Colony Collapse Disorder has become increasingly common over the past 15 years, and beekeepers in the U.S. reported losing about 50% of their bee populations during 2015 according to Bonner. This isn’t just a problem for tea drinkers or Winnie the Pooh—honey bees contribute more than $15 billion to the U.S. economy and aid in the production of 90 commercial crops in North America. 
Bee Downtown wants to help combat this flight of the bees through rooftop colonies that can then form satellite settlements, helping to restore honey bee populations to healthy levels. According to Bonner, bees actually perform well in urban environments, taking advantage of our penchant for blooming flowers and trees to use as a food source. Given that bees can forage comfortably in a three-mile radius, the choices for sustenance are nearly endless for these guys, Bonner says. 

Beekeeping for urban progressives

The second prong of the business is pure image. Durham is a forward-thinking community that places a strong emphasis on culture and the environment. Companies want to be seen as progressive here, and what better way to promote this image than to offer up their properties as haven for a species in decline. In addition to rooftop apiaries, Bee Downtown has observation hives like the one housed in safety glass in the facade of Burt’s Bee’s. These enclosures provide the perfect opportunity for businesses to not only impact the environment in a positive way, but make this commitment seen by consumers. 
Additionally, this exposure to bees on tours or in local storefronts can lead to an appreciation for and fondness of an insect not necessarily loved by all of us. For something so important to our ecosystem, it’s vital that people learn to accept and understand just how vital the bee is to our existence. Bonner describes it as “more of a movement than a business. We’re trying to create an educated region. We’re putting bees places, having people own them, and having people create bee-friendly spaces to bring life back to yards and bee communities.” 
Even though Bee Downtown has a compelling philosophy along with the accolades, it hasn’t been easy for Bonner. She’s a rare young female in both beekeeping and the startup community.
“To be a very young female beekeeper in business, I got a lot of criticism,” she says. Part of her challenge was overcoming the “the southern ‘Yes ma’am, yes sir environment’” she grew up in. But because of the supportive community she has found in the American Underground and the beekeeping community, she’s gained the confidence to be a bona-fide businessperson and CEO. 
Come spring, Bee Downtown will expand its network of hives and apiaries to the Research Triangle Park, East Durham Children’s Initiative, Common Ground Green and Murphy’s Naturals.
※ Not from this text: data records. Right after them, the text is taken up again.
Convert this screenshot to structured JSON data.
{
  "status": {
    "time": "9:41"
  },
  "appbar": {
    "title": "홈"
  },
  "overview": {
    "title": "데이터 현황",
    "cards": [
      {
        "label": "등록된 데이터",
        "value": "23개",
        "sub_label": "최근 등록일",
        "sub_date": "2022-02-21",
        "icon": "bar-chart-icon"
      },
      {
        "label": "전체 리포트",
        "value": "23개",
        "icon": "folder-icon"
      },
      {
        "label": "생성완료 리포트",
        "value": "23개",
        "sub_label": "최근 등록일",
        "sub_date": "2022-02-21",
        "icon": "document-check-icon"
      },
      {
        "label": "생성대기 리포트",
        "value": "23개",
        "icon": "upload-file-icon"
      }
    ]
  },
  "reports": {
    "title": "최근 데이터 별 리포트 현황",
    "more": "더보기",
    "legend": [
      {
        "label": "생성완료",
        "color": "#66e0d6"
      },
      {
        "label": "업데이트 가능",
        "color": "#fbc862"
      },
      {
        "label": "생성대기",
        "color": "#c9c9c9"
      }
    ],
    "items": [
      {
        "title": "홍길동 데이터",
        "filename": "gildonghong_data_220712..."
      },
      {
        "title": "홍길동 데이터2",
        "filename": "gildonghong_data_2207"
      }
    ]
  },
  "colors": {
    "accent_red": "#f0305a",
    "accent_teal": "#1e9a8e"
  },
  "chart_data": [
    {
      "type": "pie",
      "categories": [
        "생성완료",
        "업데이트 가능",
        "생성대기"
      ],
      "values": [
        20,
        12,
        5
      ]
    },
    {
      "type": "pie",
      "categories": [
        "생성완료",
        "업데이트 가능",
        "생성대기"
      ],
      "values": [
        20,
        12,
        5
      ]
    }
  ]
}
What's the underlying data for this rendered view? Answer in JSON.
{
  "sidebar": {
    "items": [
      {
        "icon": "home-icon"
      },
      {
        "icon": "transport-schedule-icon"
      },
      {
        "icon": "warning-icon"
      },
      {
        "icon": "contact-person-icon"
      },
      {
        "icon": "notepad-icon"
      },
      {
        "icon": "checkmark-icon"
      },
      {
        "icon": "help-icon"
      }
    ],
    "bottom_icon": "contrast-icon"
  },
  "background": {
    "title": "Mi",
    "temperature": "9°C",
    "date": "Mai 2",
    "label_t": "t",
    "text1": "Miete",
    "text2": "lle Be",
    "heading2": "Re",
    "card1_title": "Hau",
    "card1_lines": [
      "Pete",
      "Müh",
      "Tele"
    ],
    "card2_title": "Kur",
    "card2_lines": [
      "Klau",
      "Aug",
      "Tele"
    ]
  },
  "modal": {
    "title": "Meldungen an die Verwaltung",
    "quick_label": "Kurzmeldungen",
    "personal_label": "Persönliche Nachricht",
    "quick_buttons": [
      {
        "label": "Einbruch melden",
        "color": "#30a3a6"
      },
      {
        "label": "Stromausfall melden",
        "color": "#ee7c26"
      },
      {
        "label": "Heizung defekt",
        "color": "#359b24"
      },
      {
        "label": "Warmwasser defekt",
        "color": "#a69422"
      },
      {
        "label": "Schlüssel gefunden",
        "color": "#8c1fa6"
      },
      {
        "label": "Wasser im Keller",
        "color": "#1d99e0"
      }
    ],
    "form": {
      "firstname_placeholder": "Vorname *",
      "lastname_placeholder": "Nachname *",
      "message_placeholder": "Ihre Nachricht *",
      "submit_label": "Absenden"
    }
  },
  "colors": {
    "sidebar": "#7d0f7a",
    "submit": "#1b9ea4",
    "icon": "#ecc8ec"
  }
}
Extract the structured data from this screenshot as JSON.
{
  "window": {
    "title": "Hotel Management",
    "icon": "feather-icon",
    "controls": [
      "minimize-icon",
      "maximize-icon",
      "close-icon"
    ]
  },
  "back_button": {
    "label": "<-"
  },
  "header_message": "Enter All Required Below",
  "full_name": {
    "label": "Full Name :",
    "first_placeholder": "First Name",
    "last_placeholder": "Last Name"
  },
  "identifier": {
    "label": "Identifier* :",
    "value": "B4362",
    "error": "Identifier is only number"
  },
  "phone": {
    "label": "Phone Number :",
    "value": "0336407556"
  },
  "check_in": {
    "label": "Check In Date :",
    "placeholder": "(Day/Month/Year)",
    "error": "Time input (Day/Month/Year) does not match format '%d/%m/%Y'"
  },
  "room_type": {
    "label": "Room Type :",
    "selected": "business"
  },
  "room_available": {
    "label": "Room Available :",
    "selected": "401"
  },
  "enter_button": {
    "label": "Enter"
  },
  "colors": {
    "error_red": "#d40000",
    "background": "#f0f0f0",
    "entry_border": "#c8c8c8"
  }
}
These are just the finalized contracts, but Bonner says she has more under wraps for the company. She hopes to expand outside of the region too.
Before hanging up the phone, I asked Bonner if she had any bee-centric puns she wanted to get out of her system for this article. Perhaps my favorite is a line she uses in tours at the American Tobacco Campus. When holding one of the segments of the hive up for tour members, she likes to say that, “Beauty is in the eye of the BEEholder”. 
While I have five or six more ready in the interview notes, I’ll leave it at that.